** Task **
Go over the listing below line by line, and return each one holding the string "icon".

** Data to process **

====

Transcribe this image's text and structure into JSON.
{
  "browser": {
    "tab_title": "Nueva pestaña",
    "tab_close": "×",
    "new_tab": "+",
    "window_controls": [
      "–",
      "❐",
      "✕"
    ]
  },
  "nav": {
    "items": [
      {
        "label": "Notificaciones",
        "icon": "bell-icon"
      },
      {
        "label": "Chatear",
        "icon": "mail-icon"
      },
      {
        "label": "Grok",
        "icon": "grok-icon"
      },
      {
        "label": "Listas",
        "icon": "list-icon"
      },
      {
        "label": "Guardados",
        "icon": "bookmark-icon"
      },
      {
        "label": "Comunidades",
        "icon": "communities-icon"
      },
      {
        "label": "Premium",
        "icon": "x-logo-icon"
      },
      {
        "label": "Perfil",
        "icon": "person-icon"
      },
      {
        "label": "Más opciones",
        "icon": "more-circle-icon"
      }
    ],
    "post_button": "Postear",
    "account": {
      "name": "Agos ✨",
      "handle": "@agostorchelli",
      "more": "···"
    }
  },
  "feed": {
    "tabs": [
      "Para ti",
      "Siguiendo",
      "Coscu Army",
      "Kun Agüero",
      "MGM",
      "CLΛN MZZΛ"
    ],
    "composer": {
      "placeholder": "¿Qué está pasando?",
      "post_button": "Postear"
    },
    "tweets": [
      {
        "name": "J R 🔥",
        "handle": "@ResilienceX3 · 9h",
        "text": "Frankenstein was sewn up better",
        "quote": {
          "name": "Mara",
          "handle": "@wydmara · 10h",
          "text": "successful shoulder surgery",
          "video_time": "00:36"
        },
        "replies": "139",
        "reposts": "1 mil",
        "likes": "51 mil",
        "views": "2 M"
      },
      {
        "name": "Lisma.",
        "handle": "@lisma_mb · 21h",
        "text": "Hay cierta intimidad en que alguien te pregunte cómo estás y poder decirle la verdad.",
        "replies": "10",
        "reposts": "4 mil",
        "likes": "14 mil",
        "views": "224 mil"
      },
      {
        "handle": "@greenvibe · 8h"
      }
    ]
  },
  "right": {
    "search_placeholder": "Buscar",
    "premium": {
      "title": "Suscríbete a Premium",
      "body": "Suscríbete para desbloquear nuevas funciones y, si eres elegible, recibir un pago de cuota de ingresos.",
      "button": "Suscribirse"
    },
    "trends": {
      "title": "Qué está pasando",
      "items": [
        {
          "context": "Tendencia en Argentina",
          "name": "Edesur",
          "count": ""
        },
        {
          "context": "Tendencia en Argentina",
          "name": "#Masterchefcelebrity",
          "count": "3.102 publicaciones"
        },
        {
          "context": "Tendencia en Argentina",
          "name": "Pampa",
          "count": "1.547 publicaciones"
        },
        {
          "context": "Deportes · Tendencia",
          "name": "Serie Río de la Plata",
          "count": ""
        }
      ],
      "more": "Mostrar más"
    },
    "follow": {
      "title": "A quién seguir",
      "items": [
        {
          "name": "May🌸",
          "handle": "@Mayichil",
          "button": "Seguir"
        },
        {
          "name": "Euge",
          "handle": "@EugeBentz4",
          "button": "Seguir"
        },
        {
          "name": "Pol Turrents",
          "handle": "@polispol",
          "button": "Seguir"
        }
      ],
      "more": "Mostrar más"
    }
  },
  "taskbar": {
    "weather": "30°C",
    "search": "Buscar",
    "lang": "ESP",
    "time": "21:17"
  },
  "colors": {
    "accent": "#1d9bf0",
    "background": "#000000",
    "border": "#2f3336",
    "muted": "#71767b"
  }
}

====

** Answer **
        "icon": "bell-icon"
        "icon": "mail-icon"
        "icon": "grok-icon"
        "icon": "list-icon"
        "icon": "bookmark-icon"
        "icon": "communities-icon"
        "icon": "x-logo-icon"
        "icon": "person-icon"
        "icon": "more-circle-icon"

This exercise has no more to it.